|Clasificación cooperativa||A61M1/3646, A61M1/3649, A61M5/145, A61M1/342, A61M2205/584, A61M1/3644, A61M2205/60, A61M1/3643, A61M2005/1402|
|31 Ago 2015||AS||Assignment|
Owner name: FRESENIUS MEDICAL CARE HOLDINGS, INC., MASSACHUSET

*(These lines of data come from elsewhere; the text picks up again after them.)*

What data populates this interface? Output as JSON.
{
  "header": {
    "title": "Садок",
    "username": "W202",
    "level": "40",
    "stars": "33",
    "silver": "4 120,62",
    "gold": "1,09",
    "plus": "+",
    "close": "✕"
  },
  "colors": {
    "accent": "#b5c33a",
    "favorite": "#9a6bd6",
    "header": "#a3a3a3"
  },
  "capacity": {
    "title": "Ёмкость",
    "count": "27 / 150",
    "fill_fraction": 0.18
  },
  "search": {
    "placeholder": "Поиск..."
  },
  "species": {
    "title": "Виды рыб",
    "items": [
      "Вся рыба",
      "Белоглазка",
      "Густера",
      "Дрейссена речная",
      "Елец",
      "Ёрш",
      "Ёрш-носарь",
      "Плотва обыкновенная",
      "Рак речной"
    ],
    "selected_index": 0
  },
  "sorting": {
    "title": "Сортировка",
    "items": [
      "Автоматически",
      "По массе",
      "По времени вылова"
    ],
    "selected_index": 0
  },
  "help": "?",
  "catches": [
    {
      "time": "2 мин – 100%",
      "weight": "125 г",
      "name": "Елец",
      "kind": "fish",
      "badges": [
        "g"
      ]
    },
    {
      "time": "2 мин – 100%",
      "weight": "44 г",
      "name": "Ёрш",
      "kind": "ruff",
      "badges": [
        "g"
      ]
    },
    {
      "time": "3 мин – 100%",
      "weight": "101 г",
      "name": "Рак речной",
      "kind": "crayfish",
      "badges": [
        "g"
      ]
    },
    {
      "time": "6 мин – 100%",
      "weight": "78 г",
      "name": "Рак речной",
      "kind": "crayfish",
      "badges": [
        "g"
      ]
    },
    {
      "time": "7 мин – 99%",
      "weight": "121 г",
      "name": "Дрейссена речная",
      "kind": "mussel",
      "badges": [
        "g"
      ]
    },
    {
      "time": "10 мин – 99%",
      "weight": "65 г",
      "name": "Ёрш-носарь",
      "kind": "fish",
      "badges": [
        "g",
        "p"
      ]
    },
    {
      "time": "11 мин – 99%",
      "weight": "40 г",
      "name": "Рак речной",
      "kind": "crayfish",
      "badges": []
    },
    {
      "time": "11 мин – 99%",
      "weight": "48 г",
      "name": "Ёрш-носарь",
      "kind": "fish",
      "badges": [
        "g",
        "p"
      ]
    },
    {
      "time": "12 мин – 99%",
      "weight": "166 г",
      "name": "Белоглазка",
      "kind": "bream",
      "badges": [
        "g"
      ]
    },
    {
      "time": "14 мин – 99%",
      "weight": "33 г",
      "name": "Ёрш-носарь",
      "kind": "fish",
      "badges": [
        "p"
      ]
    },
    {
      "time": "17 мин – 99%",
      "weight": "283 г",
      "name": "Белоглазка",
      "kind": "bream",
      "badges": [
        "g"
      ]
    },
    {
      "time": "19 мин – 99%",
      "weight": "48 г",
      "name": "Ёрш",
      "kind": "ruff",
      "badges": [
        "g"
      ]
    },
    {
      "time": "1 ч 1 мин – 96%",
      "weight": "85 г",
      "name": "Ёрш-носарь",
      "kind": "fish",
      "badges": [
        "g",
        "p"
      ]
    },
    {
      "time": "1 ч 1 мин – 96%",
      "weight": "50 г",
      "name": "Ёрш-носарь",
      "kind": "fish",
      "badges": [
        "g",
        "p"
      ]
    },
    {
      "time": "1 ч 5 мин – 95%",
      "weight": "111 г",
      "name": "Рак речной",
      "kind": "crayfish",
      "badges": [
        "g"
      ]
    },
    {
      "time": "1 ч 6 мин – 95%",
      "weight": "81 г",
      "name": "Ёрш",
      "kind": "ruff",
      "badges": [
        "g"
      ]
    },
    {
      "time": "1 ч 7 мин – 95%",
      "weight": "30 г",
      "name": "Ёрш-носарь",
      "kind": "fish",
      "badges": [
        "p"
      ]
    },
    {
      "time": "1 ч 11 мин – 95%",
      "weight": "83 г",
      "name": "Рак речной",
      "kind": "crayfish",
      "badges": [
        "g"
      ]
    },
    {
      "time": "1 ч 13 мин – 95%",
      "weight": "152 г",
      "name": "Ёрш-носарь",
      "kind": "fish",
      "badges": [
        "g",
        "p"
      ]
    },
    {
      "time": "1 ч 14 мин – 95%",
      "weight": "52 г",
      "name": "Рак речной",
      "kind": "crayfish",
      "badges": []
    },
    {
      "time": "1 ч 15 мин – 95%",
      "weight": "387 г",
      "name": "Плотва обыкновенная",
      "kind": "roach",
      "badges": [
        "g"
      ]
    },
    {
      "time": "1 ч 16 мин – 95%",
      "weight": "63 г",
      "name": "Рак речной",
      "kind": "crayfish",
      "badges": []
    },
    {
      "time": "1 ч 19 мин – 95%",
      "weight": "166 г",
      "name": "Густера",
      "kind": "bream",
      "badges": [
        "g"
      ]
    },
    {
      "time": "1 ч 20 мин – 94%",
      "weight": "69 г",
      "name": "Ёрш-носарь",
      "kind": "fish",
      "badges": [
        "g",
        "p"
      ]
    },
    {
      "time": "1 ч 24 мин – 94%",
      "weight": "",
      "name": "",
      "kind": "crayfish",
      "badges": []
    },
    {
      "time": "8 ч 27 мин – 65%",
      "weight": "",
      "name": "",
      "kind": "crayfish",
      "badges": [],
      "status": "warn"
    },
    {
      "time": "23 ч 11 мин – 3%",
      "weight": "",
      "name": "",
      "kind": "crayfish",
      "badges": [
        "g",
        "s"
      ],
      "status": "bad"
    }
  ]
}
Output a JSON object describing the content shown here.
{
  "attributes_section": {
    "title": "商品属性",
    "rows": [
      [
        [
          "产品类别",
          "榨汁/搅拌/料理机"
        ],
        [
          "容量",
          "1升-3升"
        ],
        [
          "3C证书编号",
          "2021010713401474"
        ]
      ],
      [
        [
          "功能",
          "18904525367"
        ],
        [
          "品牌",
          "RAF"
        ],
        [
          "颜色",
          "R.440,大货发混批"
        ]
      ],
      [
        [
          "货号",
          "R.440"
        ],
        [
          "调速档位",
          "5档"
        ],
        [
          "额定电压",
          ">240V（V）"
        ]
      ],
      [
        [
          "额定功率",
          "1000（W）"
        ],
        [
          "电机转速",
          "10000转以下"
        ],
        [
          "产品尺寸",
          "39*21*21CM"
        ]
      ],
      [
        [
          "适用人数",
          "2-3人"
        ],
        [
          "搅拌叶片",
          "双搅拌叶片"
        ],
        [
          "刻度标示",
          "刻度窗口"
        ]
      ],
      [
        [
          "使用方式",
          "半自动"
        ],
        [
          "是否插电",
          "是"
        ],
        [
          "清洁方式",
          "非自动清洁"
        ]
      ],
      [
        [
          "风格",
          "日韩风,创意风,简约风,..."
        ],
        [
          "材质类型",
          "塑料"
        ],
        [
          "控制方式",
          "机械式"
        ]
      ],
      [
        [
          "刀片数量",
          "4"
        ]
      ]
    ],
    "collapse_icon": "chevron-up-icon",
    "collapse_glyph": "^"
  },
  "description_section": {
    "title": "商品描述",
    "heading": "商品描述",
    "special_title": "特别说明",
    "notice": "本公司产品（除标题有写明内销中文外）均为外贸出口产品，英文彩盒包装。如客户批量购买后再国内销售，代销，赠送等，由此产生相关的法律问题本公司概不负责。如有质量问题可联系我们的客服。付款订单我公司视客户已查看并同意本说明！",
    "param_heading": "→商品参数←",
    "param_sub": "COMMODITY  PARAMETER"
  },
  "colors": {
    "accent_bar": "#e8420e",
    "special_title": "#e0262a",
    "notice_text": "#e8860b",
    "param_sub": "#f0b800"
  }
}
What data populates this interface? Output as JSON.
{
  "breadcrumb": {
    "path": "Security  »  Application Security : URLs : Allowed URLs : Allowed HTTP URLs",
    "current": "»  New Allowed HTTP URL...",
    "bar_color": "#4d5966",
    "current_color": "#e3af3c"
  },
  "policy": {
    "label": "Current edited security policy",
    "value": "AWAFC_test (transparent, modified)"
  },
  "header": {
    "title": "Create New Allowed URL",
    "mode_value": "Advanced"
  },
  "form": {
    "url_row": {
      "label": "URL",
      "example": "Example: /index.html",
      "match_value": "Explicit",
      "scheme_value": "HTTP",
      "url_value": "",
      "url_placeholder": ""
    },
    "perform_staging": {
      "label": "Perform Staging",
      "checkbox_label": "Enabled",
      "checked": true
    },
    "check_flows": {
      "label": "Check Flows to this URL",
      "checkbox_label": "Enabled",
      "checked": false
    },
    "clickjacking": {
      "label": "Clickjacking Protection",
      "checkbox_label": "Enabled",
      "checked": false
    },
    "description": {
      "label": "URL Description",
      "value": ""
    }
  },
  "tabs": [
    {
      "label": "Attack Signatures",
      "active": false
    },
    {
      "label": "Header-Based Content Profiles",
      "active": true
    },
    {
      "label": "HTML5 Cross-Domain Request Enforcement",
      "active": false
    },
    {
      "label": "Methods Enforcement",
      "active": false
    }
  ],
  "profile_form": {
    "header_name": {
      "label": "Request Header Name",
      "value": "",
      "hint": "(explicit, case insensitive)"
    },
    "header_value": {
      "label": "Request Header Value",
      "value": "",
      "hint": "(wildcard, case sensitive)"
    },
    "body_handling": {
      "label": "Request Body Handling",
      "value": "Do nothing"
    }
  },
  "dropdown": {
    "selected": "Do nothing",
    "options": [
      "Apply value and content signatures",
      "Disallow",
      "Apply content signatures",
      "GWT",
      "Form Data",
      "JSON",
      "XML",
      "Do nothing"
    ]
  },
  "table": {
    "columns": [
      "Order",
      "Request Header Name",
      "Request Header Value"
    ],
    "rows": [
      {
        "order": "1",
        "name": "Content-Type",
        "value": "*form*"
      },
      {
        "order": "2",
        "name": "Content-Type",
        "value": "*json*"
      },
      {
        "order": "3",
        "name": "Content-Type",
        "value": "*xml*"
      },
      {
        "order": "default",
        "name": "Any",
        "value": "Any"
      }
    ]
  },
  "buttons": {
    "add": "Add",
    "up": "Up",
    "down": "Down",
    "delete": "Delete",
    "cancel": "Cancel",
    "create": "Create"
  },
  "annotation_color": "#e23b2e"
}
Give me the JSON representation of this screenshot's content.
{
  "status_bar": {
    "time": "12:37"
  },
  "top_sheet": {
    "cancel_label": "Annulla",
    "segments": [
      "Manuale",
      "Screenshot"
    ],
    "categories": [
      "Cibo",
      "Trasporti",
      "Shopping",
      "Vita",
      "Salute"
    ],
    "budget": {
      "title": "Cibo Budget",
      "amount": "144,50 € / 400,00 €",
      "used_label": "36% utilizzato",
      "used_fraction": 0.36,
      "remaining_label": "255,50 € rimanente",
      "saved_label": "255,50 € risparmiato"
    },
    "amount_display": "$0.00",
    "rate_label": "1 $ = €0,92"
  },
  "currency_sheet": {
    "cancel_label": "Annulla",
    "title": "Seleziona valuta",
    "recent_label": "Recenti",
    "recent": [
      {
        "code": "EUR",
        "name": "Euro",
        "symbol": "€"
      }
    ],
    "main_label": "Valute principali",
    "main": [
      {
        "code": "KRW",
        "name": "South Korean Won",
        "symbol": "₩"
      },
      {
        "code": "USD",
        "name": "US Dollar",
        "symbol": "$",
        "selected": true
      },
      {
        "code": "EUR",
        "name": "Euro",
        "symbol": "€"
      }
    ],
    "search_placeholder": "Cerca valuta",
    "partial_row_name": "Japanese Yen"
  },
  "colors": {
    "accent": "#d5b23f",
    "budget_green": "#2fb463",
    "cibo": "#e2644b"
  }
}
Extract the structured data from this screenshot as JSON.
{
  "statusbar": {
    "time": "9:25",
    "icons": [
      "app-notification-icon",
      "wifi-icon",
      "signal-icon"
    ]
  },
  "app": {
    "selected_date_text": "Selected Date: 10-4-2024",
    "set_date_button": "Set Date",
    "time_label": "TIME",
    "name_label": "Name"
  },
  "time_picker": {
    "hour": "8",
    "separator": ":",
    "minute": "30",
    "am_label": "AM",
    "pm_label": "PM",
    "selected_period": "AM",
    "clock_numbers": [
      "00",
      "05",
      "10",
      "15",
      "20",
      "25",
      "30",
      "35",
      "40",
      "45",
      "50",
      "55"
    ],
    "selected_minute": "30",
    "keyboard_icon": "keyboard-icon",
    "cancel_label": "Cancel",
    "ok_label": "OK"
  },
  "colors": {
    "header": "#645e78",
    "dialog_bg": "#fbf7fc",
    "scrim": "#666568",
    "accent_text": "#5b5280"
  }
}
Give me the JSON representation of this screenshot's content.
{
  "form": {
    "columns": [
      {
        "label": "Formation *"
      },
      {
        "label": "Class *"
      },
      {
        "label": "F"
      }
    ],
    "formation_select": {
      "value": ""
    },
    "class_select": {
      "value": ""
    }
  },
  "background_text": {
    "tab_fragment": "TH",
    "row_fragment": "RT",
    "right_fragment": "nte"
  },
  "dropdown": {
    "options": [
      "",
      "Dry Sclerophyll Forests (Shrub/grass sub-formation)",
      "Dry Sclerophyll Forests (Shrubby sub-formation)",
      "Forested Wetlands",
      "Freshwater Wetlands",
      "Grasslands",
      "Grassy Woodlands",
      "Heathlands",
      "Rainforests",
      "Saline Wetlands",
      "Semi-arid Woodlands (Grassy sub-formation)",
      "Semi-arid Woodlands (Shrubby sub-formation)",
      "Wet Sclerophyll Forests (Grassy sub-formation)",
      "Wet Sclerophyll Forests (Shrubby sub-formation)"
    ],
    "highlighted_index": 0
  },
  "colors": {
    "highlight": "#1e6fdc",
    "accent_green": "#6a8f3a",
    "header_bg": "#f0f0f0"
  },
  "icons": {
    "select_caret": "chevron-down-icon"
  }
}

Free format text: ASSIGNMENT OF ASSIGNORS INTEREST;ASSIGNORS:WRIGHT, NIGEL;ZANG, MICHAEL JOHN;MONAHAN, TOM;AND OTHERS;SIGNING DATES FROM 20130723 TO 20130801;REEL/FRAME:036456/0841